An insightful and inspirational day at Cambridge University
Fourteen of our Year 9 and 10 students have visited Cambridge University (Faculty of Education, located at Homerton College) as part of their studies working towards Higher and Extended Project Qualifications (HPQ /EPQ).
The projects are a fascinating way to carry out research on an area of the students’ choice, developing independent research and evaluation skills and preparing them for life beyond school. Moreover, the work will result in the achievement of qualifications equivalent to GCSEs (HPQ) and AS levels (EPQ), which are valued by further and higher education providers as well as employers.
The diverse and mind-boggling topics chosen by our students include high profile areas of interest such as mental health (Harry and Louise), and medical research into technology to control diabetes (Alex), and the ethics of gene editing (Maya).
Concerns about the environment featured as a prominent area of research for some of the other projects.
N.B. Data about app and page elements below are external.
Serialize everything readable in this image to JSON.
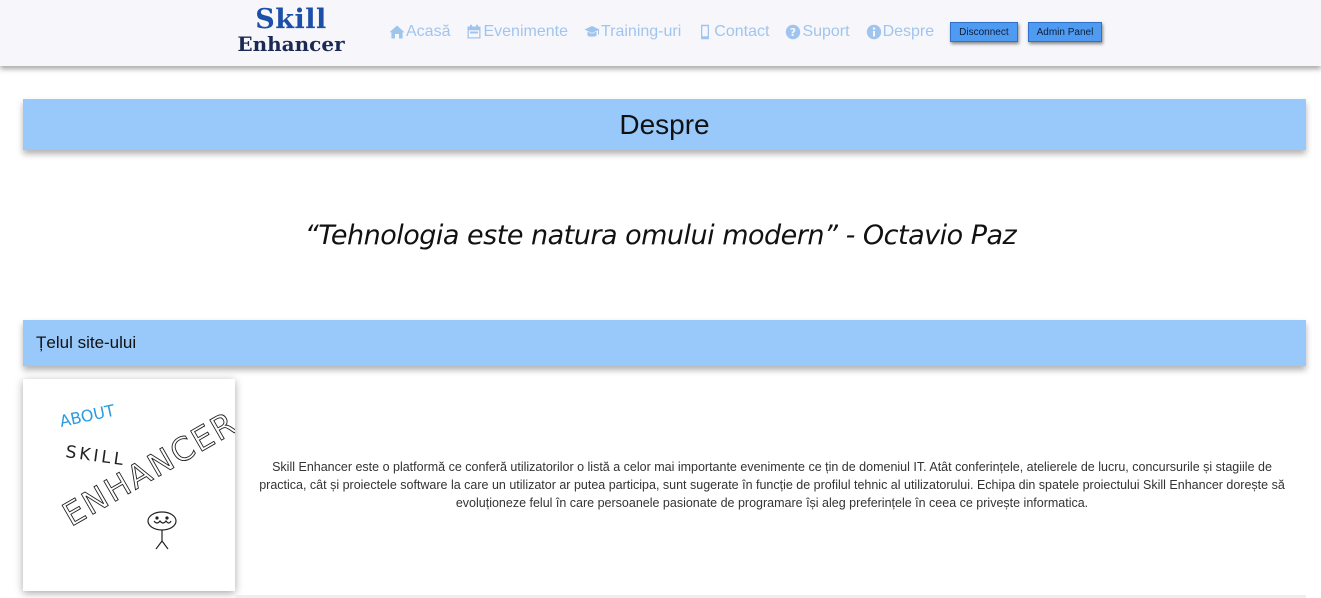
{
  "logo": {
    "line1": "Skill",
    "line2": "Enhancer"
  },
  "nav": {
    "items": [
      {
        "icon": "home-icon",
        "label": "Acasă"
      },
      {
        "icon": "calendar-icon",
        "label": "Evenimente"
      },
      {
        "icon": "graduation-cap-icon",
        "label": "Training-uri"
      },
      {
        "icon": "mobile-phone-icon",
        "label": "Contact"
      },
      {
        "icon": "question-circle-icon",
        "label": "Suport"
      },
      {
        "icon": "info-circle-icon",
        "label": "Despre"
      }
    ],
    "disconnect_label": "Disconnect",
    "admin_label": "Admin Panel"
  },
  "page": {
    "title": "Despre",
    "quote": "“Tehnologia este natura omului modern” - Octavio Paz",
    "section_title": "Țelul site-ului",
    "image_text": {
      "about": "ABOUT",
      "skill": "SKILL",
      "enhancer": "ENHANCER"
    },
    "description": "Skill Enhancer este o platformă ce conferă utilizatorilor o listă a celor mai importante evenimente ce țin de domeniul IT. Atât conferințele, atelierele de lucru, concursurile și stagiile de practica, cât și proiectele software la care un utilizator ar putea participa, sunt sugerate în funcție de profilul tehnic al utilizatorului. Echipa din spatele proiectului Skill Enhancer dorește să evoluționeze felul în care persoanele pasionate de programare își aleg preferințele în ceea ce privește informatica."
  },
  "colors": {
    "nav_link": "#9fc5ee",
    "banner": "#99c9fb",
    "button": "#4f9bf2",
    "logo_primary": "#1c4fa8",
    "logo_secondary": "#1b2a55"
  }
}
Zara studied the effect of plastic toys on children, Will looked at how we can build more eco-friendly housing, and Kyle and Hannah investigated what we would need to survive on other planets if living on Earth becomes unsustainable.
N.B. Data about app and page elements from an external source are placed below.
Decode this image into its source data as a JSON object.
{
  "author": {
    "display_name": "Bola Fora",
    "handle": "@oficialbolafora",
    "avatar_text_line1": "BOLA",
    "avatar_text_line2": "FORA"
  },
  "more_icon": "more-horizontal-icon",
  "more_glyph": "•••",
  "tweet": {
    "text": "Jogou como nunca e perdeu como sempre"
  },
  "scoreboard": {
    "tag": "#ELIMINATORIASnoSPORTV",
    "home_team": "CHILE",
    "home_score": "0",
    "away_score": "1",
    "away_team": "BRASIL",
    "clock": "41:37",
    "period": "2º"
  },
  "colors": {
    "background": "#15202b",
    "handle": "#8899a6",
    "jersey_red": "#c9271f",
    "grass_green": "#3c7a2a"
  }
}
Meanwhile, the core values of society were questioned by some of the other students. Cade asked whether all police should be armed, Megan considered the morality of war, Rhianna looked at whether uniform should be compulsory in UK schools and Sian challenged the perception of women’s sport being less high profile than men’s.
A philosophical approach was used by Isabelle, who explored how Samurai ethics have impacted upon Japanese culture, while Jack examined the impact of ancient civilisations’ beliefs on modern religion, with a focus on death.
Having the chance to discuss ways to enhance their projects with Cambridge University post-graduate students, our students gleaned many tips on how to improve their skills of research, analysis and evaluation. Harry (Year 9), commented that he had found the advice on how to carry out primary research particularly helpful. After exploring the extensive selection of books in the university’s beautiful library, the students reflected on their work and considered how they will progress with their projects on the return to school.
Jude Brady, PhD student at the university said after meeting our students: ‘All the pupils were so very thoughtful and engaging. They're an absolute credit to Passmores, and I sincerely hope they can all come back soon’.